EXERCISE BRIEF » Show every line of the data below that includes the word "this".

:: EXERCISE MATERIAL ::

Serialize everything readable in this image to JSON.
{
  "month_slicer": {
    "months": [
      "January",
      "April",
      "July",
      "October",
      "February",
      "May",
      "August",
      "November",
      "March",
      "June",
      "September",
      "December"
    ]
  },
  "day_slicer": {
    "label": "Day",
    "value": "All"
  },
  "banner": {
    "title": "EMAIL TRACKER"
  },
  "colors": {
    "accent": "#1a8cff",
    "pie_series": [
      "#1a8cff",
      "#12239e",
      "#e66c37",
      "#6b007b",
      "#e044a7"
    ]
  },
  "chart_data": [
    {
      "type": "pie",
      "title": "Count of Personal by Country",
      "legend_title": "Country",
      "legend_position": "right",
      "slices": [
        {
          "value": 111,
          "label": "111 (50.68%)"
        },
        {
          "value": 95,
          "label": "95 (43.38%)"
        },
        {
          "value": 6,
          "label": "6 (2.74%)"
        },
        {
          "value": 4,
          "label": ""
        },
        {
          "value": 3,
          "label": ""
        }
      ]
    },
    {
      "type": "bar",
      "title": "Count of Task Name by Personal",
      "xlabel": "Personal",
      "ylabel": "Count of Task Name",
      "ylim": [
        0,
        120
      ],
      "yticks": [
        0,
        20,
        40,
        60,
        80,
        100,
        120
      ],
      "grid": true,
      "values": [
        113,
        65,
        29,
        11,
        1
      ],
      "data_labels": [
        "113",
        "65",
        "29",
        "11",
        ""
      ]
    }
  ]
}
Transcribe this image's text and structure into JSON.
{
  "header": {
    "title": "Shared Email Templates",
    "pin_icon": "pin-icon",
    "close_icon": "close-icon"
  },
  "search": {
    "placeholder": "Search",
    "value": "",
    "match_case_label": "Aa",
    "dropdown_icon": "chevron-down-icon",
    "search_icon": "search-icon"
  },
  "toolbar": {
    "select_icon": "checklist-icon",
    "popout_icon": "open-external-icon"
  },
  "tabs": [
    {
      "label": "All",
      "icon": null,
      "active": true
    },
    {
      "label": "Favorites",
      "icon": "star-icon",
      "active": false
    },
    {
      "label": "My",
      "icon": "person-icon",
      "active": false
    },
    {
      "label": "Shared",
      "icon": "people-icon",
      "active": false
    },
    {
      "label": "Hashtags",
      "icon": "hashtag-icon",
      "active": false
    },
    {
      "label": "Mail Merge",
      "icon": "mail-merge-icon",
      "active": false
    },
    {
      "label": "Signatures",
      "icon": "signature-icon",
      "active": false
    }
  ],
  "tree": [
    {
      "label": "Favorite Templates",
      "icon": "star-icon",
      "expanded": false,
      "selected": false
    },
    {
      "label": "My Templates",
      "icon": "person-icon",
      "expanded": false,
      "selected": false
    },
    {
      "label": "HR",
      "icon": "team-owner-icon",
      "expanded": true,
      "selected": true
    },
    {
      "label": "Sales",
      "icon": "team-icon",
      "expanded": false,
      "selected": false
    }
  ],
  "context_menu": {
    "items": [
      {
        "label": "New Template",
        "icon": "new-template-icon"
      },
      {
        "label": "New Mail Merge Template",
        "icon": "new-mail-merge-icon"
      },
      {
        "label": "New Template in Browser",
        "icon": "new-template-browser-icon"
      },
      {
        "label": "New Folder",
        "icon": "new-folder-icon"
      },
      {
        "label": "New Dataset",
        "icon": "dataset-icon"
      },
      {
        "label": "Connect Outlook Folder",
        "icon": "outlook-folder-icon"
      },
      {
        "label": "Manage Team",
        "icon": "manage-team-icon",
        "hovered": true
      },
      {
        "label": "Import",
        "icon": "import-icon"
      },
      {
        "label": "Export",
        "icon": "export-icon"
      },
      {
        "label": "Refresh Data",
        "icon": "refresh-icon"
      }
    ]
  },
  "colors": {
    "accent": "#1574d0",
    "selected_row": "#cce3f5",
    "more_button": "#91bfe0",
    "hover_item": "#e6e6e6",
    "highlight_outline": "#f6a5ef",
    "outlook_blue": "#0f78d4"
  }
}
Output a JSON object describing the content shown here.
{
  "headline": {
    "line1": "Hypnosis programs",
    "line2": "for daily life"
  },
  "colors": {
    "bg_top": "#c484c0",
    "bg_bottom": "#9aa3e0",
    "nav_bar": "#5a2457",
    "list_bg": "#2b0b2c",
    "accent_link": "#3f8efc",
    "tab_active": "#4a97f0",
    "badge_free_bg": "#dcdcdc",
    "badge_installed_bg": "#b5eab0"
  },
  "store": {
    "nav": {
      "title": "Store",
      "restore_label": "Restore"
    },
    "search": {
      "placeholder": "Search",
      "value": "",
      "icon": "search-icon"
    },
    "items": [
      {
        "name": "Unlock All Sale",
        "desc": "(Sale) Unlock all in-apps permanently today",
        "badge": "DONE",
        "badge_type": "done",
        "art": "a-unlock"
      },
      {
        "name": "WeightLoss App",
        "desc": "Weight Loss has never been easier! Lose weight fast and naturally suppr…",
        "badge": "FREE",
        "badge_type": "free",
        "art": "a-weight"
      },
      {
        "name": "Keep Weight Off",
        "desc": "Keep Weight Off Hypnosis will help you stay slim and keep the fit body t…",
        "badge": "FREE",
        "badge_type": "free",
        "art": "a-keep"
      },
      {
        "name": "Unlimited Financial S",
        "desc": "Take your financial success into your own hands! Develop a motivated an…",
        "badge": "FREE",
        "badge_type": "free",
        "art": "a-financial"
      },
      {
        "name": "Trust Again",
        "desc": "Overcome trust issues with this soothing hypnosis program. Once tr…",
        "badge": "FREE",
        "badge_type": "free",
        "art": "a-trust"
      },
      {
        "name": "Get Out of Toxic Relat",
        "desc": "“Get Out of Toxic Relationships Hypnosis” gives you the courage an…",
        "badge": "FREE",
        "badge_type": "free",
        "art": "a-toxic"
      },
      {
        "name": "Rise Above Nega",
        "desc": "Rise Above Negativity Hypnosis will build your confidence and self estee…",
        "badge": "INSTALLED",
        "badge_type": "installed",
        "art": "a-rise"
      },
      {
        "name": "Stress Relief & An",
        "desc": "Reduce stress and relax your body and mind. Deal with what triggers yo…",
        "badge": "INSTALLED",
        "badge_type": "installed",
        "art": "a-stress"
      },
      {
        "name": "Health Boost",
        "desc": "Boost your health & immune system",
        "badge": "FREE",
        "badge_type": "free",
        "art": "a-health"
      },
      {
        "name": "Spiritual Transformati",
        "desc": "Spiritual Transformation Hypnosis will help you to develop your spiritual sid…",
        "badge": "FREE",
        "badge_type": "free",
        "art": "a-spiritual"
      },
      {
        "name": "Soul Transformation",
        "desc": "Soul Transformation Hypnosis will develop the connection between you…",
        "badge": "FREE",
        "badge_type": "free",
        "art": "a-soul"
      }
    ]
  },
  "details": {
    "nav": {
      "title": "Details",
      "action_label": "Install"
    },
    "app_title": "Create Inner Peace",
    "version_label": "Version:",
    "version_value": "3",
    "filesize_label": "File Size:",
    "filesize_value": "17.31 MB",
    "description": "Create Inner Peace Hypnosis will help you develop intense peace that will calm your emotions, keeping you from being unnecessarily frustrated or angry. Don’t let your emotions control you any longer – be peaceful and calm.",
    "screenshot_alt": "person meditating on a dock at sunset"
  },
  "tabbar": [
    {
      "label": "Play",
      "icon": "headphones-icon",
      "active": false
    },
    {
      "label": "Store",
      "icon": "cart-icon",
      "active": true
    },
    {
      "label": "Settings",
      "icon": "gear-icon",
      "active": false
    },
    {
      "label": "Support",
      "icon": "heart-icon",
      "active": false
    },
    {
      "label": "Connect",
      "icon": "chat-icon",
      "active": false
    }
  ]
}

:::

THE COMPLETED TASK »
Serialize everything readable in this image to JSON.
Transcribe this image's text and structure into JSON.
        "desc": "Overcome trust issues with this soothing hypnosis program. Once tr…",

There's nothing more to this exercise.